As part of her thesis, Masters student Justine Kummer launched a website and an online survey to collect data on types of conditions surrounding birds' collisions into residential home windows.
A study from Environment Canada published last year found residential houses are responsible for up to 90 per cent of all bird collisions, Kummer said.
“That’s something people aren’t very aware about,” she added.
After launching the project in September, Kummer said she’s been able to collect a significant amount of data from residents interested in her work.
“We’re asking participants to walk around the perimeter of their house for ideally a month,” Kummer said. “And report to us if you find anything.”

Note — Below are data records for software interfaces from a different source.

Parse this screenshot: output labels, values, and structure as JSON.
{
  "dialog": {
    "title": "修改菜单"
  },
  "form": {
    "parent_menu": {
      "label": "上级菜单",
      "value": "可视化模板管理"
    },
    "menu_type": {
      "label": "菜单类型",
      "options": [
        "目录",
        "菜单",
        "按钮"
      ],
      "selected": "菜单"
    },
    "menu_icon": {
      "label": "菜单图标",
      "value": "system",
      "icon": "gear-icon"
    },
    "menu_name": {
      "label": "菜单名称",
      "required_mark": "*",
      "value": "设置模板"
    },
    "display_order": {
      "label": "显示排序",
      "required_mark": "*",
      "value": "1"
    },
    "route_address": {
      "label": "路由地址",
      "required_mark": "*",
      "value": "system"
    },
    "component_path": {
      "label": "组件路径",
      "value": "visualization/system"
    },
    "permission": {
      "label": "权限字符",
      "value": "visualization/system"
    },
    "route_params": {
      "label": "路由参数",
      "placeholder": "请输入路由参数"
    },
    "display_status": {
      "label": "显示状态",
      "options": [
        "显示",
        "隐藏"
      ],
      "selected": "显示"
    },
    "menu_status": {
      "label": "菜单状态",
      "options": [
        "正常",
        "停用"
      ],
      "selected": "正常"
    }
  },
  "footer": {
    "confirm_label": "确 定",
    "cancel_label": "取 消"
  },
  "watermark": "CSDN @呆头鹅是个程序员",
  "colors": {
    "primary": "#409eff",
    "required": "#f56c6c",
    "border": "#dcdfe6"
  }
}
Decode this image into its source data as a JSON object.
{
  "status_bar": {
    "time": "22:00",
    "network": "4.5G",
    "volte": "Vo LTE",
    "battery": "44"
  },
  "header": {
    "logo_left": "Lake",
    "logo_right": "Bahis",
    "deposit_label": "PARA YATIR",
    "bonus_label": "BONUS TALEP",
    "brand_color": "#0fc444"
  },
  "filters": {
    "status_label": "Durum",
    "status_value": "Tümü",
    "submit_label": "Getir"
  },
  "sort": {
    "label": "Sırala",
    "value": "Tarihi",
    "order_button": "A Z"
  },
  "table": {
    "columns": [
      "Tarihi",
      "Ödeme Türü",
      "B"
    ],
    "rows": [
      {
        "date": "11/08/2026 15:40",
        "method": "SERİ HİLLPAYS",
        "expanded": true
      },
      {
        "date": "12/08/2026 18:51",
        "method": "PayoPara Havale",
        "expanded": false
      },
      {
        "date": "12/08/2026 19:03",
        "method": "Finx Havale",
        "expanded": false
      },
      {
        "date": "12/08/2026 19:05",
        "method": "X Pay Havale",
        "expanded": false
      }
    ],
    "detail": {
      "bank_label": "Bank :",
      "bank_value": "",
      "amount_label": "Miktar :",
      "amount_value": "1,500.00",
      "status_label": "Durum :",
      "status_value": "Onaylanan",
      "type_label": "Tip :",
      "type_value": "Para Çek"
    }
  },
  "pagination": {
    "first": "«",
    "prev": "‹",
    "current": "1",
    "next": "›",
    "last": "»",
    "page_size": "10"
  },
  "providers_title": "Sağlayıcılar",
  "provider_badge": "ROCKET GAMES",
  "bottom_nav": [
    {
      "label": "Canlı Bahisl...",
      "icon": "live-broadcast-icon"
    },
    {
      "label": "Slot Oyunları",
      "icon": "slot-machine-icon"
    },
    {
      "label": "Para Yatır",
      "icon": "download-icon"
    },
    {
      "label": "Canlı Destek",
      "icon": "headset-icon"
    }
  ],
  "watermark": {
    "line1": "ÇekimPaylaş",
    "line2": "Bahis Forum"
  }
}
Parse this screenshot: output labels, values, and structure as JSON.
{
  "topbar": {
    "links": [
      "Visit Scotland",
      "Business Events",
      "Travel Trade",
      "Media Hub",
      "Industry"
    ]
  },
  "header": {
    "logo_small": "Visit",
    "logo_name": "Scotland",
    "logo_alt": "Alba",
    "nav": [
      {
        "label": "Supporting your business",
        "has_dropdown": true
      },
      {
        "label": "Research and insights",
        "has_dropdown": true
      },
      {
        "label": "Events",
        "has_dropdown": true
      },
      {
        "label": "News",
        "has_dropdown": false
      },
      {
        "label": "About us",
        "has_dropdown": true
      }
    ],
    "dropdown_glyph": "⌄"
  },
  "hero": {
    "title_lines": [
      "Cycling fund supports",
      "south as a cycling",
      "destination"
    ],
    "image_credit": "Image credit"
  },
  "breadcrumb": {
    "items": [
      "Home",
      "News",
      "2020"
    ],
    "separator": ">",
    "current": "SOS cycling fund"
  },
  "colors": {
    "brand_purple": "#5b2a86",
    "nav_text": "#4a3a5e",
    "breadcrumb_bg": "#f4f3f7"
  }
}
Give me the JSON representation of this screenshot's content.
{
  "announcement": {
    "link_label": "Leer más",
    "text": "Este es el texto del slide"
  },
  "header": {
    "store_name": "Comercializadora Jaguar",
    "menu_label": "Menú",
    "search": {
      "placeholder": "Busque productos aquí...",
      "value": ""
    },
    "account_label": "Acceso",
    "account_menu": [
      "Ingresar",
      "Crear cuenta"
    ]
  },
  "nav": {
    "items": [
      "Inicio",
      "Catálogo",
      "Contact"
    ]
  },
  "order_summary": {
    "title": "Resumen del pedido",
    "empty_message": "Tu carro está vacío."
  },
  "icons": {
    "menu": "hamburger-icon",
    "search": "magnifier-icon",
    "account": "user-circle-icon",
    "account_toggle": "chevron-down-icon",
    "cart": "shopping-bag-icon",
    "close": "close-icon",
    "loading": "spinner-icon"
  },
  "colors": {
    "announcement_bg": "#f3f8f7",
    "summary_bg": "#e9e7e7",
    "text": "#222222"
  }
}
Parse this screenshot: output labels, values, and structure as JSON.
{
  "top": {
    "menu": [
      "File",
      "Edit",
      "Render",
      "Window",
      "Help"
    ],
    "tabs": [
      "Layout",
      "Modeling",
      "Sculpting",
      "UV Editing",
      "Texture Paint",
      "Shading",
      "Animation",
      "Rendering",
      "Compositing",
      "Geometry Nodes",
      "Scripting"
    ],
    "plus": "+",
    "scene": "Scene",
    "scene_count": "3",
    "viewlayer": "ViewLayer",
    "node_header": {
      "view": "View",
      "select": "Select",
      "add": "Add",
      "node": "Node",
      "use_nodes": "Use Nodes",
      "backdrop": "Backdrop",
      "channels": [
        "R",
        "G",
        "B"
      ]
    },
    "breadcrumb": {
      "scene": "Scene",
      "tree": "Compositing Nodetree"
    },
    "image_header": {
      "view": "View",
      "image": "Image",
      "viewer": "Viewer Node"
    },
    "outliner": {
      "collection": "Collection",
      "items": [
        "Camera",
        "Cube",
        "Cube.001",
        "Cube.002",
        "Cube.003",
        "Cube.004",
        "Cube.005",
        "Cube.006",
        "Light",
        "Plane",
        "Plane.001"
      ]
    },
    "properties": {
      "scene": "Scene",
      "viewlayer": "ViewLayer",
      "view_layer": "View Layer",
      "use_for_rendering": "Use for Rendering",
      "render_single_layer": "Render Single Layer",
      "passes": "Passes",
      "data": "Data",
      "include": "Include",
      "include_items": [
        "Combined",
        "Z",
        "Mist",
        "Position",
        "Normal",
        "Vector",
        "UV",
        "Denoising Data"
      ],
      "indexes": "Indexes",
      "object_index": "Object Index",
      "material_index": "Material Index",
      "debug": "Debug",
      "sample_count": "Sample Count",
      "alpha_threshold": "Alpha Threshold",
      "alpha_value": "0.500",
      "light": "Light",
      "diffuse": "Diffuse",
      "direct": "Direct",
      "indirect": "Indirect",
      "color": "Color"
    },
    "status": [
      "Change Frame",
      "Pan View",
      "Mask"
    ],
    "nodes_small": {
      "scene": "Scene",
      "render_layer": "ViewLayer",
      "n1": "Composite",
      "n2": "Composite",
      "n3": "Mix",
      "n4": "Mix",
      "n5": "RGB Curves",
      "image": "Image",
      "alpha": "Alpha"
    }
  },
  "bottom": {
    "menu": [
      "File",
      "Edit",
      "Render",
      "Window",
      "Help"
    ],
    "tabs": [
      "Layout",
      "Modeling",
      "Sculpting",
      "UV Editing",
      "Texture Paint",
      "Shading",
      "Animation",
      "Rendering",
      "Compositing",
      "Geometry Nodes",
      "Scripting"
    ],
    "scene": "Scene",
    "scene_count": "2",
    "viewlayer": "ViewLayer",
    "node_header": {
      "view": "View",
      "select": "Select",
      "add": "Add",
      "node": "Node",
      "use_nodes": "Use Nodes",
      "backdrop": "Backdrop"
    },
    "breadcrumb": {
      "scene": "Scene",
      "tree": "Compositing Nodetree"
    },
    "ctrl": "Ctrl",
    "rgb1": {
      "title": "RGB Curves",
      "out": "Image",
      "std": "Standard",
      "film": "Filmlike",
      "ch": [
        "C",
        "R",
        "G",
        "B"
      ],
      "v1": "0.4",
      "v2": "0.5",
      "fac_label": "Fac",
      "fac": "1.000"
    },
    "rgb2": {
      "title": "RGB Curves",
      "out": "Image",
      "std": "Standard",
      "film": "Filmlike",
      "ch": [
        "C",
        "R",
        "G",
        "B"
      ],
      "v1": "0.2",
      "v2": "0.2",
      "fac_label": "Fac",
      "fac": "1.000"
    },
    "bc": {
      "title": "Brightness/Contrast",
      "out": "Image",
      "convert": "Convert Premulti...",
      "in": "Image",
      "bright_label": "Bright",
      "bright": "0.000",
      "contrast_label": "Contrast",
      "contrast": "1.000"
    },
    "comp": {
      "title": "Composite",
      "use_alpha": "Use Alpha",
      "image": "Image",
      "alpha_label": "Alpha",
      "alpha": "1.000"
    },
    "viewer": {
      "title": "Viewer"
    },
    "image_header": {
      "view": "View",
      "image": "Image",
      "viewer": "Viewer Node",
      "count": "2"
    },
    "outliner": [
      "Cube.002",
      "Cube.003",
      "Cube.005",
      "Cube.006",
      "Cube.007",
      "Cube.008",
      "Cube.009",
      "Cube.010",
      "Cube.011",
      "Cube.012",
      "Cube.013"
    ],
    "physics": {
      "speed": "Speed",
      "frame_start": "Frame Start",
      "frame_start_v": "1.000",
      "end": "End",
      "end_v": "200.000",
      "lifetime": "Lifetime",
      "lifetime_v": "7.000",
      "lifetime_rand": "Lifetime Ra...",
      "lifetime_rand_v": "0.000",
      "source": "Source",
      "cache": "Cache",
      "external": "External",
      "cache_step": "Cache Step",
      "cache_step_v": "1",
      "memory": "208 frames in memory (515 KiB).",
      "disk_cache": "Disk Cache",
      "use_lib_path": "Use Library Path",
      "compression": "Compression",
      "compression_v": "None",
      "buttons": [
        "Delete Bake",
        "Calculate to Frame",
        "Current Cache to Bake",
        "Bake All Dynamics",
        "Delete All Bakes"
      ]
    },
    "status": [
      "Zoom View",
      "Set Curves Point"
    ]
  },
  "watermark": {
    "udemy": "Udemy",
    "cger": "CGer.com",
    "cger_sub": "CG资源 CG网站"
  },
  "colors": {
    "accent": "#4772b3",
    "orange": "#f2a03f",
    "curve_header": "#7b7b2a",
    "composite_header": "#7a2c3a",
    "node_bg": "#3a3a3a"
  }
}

This summer, Kummer has launched another phase of the research, looking into bird feeders and their potential impact on the collision rate.
“There are big things people can do, but we want to find the little things people can do in their backyard to reduce the collisions,” said Kummer.
Bird feeder study will be conducted over the summer, while the bird collision study will go on through 2014 and could be expanded.
For more information on the project, click here.